(Adds auction results, quotes, North Korean fears, updates prices)
* Solid demand for $12 bln sale of 30-year bonds
* Consumer price data on Friday in focus
* North Korea fears adds some safety buying
NEW YORK, Oct 12 (Reuters) - U.S. Treasury prices gained on Thursday after the Treasury Department's $12 billion bond sale drew strong demand, and as investors repositioned ahead of inflation data due on Friday. The 30-year bonds sold at yields just below pre-auction levels, and the bid-to-cover ratio was 2.53, the highest since September 2015. "It went well," said Justin Lederer, an interest rate strategist at Cantor Fitzgerald in New York. "There was demand out the curve, after the recent selloff rates have stabilized." Demand was also solid for Treasury's $24 billion in three-year notes and $20 billion in 10-year notes on Wednesday.
Bids were supported by news from the United States Geological Survey (USGS) on Thursday about an event with "earthquake like characteristics" in an area in North Korea where there had previously been nuclear tests, but that the USGS could not determine if it was natural or man-made.
Benchmark 10-year notes gained 5/32 in price to

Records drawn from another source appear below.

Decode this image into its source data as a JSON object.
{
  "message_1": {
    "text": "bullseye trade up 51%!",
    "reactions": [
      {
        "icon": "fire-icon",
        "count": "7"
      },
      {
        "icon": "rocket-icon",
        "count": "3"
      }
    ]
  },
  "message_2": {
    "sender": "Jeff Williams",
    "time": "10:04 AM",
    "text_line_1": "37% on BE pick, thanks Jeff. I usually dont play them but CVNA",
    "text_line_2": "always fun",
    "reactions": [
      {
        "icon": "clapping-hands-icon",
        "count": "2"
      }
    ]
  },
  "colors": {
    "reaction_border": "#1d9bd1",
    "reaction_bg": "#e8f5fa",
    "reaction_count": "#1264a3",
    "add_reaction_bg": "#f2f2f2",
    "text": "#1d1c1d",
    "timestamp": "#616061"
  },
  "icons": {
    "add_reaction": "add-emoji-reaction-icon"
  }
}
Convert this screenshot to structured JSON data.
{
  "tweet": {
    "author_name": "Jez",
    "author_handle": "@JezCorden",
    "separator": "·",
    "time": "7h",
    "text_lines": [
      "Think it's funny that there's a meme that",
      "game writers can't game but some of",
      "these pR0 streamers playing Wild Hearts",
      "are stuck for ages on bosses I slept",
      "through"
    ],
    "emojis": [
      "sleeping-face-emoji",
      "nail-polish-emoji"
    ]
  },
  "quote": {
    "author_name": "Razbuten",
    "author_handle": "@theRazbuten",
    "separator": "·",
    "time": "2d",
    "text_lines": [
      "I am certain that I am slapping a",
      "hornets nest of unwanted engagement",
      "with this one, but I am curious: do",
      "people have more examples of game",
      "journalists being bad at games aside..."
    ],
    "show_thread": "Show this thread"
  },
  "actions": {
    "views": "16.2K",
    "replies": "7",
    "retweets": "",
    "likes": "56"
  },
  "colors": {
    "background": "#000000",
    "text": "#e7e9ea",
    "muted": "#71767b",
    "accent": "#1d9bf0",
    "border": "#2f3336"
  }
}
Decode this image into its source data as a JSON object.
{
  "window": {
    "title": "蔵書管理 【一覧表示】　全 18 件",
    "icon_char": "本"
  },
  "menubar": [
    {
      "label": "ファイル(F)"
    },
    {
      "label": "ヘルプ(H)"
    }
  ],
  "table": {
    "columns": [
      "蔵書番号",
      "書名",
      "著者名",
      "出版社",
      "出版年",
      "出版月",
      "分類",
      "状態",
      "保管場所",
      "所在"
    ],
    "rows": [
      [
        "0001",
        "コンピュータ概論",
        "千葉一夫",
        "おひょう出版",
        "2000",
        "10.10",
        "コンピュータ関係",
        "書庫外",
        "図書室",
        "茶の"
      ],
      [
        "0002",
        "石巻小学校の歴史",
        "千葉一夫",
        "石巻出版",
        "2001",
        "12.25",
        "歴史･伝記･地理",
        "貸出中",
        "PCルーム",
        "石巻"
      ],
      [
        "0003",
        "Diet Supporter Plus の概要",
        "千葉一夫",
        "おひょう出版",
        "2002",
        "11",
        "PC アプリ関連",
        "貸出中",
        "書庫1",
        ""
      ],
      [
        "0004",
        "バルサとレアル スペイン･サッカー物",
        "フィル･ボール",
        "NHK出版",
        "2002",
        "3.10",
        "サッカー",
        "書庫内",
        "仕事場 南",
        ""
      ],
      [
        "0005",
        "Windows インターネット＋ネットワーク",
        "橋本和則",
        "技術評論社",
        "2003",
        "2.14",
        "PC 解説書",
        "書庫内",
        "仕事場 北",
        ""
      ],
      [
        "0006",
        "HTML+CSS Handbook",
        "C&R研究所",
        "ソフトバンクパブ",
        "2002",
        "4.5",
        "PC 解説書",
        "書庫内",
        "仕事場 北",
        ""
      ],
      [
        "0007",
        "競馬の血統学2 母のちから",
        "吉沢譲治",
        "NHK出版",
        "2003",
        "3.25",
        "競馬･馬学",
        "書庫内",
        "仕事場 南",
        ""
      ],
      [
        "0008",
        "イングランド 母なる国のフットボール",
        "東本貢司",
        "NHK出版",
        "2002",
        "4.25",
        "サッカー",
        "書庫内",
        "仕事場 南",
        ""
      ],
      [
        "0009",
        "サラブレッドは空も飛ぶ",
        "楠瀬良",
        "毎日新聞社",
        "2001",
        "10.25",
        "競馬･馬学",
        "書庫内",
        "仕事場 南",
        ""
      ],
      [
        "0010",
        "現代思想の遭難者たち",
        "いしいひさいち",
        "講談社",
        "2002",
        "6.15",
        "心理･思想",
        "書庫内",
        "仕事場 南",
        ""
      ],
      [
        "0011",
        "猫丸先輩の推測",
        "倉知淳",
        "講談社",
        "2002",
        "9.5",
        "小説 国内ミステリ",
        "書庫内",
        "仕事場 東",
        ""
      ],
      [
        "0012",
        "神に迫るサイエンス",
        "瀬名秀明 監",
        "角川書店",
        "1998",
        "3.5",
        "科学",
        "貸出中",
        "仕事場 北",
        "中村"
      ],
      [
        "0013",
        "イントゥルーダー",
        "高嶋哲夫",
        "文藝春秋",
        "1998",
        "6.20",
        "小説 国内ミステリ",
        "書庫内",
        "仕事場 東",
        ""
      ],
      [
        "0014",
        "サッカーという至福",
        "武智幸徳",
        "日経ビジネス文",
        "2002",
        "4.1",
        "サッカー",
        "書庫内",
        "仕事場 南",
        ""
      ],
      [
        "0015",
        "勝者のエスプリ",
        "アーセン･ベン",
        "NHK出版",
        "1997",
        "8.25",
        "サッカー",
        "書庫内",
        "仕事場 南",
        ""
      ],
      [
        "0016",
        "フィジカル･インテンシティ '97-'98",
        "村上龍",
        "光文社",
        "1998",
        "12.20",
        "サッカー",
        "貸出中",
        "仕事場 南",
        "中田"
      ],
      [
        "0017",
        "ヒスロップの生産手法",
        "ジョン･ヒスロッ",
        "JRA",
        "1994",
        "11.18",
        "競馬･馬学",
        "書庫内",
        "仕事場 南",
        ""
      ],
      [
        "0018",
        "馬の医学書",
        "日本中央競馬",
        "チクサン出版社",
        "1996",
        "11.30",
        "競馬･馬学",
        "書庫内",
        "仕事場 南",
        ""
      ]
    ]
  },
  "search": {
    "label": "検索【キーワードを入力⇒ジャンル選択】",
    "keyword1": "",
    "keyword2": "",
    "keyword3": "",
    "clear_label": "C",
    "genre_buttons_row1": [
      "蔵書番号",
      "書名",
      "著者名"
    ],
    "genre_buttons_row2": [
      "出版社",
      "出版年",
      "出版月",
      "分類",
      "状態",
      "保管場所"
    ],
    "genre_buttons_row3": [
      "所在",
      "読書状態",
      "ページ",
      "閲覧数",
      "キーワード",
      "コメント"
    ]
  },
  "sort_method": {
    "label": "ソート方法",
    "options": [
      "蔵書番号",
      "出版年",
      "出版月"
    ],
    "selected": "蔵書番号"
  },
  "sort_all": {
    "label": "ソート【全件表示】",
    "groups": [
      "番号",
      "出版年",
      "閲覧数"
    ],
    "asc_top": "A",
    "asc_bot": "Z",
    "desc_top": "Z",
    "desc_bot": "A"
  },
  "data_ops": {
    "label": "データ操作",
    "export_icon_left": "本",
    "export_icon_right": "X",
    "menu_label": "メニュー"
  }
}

yield 2.327 percent, down from 2.345 percent on Wednesday. Traders shifted focus to consumer price data due on Friday for further indications of whether inflation is picking up. The Labor Department said on Thursday its producer price index for final demand increased 0.4 percent in September. In the 12 months through September, the PPI jumped 2.6 percent, the biggest gain since February 2012. "PPI was a little bit better, but that doesn't really translate well to CPI," said Gennadiy Goldberg, an interest rate strategist at TD Securities in New York. "I think for the most part markets are still waiting for the CPI report tomorrow." Ten-year yields jumped to 2.402 percent on Friday, the highest level since May 11, after the government's employment report for September showed a rise in wages that boosted expectations for rising inflation. Analysts, however, have said that data was muddied by recent hurricanes. Adverse weather is seen as having impeded lower-income workers from getting to work more than it did higher-income workers. Minutes from the Federal Reserve's September meeting released on Wednesday showed that Fed policymakers had a prolonged debate about the prospects of a pickup in inflation and the path of future interest rate rises if it did not.
(Editing by Susan Thomas and Richard Chang)